(Dataset content begins)
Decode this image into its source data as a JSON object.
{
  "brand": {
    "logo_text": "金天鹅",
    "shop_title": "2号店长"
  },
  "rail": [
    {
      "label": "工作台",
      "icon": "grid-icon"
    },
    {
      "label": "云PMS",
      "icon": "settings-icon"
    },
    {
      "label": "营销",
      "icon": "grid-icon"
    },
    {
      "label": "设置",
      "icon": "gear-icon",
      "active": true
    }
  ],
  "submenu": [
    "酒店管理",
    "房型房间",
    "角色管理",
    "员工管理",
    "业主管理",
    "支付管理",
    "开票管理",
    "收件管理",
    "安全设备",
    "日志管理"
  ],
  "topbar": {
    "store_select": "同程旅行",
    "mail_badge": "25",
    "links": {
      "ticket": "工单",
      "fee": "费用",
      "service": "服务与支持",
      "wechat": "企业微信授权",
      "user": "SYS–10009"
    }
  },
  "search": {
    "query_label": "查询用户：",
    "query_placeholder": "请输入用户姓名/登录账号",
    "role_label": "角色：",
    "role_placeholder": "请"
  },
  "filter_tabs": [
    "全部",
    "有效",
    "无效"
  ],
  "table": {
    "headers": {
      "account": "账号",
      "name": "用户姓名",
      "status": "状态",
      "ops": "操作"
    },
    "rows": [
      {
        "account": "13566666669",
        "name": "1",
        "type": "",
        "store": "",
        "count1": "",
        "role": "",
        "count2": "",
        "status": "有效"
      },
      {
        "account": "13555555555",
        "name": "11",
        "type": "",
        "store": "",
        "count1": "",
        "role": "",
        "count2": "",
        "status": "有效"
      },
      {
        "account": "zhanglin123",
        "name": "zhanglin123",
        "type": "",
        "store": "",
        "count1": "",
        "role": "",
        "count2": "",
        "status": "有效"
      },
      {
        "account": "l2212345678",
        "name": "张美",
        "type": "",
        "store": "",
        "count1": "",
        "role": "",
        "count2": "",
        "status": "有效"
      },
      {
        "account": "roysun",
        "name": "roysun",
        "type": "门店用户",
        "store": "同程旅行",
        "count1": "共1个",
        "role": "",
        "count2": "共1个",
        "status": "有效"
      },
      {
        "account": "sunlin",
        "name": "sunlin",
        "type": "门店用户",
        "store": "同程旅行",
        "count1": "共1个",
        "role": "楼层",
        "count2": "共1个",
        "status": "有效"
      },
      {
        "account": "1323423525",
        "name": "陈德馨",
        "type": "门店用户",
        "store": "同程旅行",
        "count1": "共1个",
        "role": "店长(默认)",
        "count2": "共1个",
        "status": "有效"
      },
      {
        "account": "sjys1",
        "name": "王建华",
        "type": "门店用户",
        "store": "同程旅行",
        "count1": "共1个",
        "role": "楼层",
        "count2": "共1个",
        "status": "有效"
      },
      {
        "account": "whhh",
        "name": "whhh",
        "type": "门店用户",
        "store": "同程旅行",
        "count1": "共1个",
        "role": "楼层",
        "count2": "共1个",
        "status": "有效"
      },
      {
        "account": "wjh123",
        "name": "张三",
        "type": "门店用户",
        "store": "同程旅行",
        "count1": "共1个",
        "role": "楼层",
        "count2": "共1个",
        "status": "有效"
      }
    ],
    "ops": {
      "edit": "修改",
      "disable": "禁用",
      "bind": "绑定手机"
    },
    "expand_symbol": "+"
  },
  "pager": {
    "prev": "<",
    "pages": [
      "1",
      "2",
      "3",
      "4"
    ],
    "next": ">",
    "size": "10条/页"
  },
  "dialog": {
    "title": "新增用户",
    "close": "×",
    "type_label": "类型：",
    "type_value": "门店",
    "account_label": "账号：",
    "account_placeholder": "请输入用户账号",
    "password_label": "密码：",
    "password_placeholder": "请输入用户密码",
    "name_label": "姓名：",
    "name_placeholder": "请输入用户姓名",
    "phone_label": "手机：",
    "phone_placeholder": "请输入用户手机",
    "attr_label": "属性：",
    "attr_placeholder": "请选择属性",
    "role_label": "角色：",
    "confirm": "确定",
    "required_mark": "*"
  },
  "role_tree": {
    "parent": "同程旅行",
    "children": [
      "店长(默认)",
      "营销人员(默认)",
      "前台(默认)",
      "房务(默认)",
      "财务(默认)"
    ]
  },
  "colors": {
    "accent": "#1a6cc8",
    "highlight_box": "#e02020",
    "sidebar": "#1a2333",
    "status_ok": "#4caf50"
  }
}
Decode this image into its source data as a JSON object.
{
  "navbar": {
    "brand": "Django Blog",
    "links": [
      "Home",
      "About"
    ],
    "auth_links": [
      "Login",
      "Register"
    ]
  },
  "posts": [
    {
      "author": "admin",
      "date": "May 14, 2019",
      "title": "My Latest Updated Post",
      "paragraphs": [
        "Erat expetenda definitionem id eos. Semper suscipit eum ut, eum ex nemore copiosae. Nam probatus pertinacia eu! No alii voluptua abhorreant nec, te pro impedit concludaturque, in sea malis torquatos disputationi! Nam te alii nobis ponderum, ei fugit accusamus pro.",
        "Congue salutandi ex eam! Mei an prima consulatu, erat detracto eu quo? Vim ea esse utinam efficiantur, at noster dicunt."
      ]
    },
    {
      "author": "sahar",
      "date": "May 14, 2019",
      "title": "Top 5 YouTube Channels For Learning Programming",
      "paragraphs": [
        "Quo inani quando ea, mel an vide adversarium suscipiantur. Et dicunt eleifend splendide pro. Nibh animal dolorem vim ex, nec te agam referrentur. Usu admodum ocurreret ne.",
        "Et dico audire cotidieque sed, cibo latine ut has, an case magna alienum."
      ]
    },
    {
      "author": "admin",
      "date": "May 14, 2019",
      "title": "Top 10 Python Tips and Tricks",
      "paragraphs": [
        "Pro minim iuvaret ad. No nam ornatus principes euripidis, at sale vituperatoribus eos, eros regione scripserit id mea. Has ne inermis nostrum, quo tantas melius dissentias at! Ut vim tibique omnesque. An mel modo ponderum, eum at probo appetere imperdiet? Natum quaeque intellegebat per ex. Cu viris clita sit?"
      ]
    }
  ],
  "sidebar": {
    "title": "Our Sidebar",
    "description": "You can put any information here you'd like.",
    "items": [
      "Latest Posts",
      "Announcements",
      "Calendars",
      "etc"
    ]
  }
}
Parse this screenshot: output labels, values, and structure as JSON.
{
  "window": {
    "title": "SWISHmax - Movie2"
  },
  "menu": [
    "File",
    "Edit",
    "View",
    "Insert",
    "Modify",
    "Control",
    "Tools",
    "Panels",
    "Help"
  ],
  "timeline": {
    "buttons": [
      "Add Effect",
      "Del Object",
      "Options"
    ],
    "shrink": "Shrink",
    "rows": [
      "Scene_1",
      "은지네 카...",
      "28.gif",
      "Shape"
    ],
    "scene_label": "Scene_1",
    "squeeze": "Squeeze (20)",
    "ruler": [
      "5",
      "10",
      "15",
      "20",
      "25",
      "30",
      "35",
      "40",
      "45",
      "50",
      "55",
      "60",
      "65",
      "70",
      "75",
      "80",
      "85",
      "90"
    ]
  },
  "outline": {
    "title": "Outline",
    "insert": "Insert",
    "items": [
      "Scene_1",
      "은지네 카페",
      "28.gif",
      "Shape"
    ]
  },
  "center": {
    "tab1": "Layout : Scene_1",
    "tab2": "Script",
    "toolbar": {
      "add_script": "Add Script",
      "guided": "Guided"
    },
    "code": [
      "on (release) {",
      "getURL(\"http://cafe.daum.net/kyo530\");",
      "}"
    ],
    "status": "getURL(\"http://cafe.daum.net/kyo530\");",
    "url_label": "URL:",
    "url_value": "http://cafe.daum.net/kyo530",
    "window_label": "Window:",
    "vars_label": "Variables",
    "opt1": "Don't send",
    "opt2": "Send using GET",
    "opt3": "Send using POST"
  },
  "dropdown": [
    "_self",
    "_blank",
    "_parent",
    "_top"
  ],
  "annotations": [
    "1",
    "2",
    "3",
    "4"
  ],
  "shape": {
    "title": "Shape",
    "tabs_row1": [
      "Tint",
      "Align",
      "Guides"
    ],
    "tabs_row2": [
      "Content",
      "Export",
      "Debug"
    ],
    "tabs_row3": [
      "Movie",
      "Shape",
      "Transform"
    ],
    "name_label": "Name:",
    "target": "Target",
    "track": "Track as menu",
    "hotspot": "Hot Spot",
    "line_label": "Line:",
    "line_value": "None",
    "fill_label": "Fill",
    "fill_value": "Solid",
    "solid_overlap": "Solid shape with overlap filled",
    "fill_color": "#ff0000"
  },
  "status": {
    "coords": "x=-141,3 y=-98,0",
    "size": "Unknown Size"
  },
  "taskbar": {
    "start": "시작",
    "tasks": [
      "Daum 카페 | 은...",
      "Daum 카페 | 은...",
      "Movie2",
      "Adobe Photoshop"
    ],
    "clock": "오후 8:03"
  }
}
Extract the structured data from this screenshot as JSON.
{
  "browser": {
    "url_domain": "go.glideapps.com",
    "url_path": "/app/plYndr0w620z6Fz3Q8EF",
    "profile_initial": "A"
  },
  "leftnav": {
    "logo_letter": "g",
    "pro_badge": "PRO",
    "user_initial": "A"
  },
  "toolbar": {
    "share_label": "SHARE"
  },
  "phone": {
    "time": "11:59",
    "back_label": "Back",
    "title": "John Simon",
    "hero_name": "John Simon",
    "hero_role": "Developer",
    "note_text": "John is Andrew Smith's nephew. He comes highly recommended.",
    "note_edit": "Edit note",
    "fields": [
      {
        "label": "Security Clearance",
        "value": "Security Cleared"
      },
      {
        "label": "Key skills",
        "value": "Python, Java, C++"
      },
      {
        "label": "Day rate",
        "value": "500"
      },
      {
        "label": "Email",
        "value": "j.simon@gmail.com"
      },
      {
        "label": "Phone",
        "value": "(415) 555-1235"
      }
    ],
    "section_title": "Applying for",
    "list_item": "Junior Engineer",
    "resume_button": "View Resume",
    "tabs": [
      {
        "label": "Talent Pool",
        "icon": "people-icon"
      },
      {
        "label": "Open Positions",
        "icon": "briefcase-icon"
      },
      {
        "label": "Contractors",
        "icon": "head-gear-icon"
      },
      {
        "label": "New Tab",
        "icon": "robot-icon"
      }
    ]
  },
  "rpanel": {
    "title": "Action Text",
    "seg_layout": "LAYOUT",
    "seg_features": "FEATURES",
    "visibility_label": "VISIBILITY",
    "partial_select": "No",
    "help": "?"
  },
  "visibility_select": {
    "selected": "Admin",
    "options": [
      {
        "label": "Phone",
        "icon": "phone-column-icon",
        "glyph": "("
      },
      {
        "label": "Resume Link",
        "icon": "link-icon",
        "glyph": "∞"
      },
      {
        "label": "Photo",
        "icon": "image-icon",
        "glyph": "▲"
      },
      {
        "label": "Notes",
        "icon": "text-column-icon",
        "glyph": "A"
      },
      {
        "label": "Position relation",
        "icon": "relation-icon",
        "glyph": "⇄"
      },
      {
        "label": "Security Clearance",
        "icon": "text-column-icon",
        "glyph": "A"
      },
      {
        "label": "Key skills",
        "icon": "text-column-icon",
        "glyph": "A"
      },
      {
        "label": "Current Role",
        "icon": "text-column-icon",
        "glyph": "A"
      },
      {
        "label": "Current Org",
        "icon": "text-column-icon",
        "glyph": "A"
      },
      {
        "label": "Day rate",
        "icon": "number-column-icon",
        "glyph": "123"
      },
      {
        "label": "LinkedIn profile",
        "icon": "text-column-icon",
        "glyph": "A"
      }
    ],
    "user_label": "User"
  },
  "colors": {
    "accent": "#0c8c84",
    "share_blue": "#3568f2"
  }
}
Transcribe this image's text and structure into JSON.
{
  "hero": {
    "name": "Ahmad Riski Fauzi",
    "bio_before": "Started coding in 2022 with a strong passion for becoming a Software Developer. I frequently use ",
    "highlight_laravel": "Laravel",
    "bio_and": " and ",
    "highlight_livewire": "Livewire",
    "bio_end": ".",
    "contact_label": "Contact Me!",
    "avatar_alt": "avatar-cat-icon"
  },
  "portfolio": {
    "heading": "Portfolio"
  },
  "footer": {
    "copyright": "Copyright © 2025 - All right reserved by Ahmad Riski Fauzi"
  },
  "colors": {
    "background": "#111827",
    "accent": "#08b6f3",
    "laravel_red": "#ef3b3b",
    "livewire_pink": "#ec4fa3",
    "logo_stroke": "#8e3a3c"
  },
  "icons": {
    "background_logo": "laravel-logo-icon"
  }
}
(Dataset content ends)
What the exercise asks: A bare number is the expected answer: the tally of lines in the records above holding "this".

Answer below: 5